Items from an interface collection
—————
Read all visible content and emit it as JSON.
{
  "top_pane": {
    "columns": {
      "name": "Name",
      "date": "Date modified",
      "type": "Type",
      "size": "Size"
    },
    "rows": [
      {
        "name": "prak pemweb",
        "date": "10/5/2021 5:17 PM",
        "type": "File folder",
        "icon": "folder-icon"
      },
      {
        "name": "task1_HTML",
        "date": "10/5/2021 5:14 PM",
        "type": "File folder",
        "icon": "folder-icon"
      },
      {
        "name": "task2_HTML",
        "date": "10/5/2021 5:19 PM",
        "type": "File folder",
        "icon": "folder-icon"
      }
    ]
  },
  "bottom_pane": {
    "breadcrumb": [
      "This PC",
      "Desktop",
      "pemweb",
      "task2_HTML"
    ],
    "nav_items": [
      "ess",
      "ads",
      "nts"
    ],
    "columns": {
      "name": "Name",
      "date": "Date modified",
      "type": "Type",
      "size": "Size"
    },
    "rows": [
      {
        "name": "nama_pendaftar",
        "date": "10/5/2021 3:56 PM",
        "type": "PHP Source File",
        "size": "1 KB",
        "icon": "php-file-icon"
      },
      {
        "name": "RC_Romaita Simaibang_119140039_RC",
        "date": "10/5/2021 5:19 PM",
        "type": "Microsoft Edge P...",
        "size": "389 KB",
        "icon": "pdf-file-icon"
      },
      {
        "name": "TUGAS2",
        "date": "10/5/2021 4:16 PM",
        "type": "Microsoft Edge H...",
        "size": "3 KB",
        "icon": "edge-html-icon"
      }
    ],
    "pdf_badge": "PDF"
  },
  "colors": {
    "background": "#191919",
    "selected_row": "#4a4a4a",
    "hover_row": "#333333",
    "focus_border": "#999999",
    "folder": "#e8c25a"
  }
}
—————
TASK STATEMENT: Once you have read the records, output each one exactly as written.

ANSWER TO THE PROBLEM:
Read all visible content and emit it as JSON.
{
  "top_pane": {
    "columns": {
      "name": "Name",
      "date": "Date modified",
      "type": "Type",
      "size": "Size"
    },
    "rows": [
      {
        "name": "prak pemweb",
        "date": "10/5/2021 5:17 PM",
        "type": "File folder",
        "icon": "folder-icon"
      },
      {
        "name": "task1_HTML",
        "date": "10/5/2021 5:14 PM",
        "type": "File folder",
        "icon": "folder-icon"
      },
      {
        "name": "task2_HTML",
        "date": "10/5/2021 5:19 PM",
        "type": "File folder",
        "icon": "folder-icon"
      }
    ]
  },
  "bottom_pane": {
    "breadcrumb": [
      "This PC",
      "Desktop",
      "pemweb",
      "task2_HTML"
    ],
    "nav_items": [
      "ess",
      "ads",
      "nts"
    ],
    "columns": {
      "name": "Name",
      "date": "Date modified",
      "type": "Type",
      "size": "Size"
    },
    "rows": [
      {
        "name": "nama_pendaftar",
        "date": "10/5/2021 3:56 PM",
        "type": "PHP Source File",
        "size": "1 KB",
        "icon": "php-file-icon"
      },
      {
        "name": "RC_Romaita Simaibang_119140039_RC",
        "date": "10/5/2021 5:19 PM",
        "type": "Microsoft Edge P...",
        "size": "389 KB",
        "icon": "pdf-file-icon"
      },
      {
        "name": "TUGAS2",
        "date": "10/5/2021 4:16 PM",
        "type": "Microsoft Edge H...",
        "size": "3 KB",
        "icon": "edge-html-icon"
      }
    ],
    "pdf_badge": "PDF"
  },
  "colors": {
    "background": "#191919",
    "selected_row": "#4a4a4a",
    "hover_row": "#333333",
    "focus_border": "#999999",
    "folder": "#e8c25a"
  }
}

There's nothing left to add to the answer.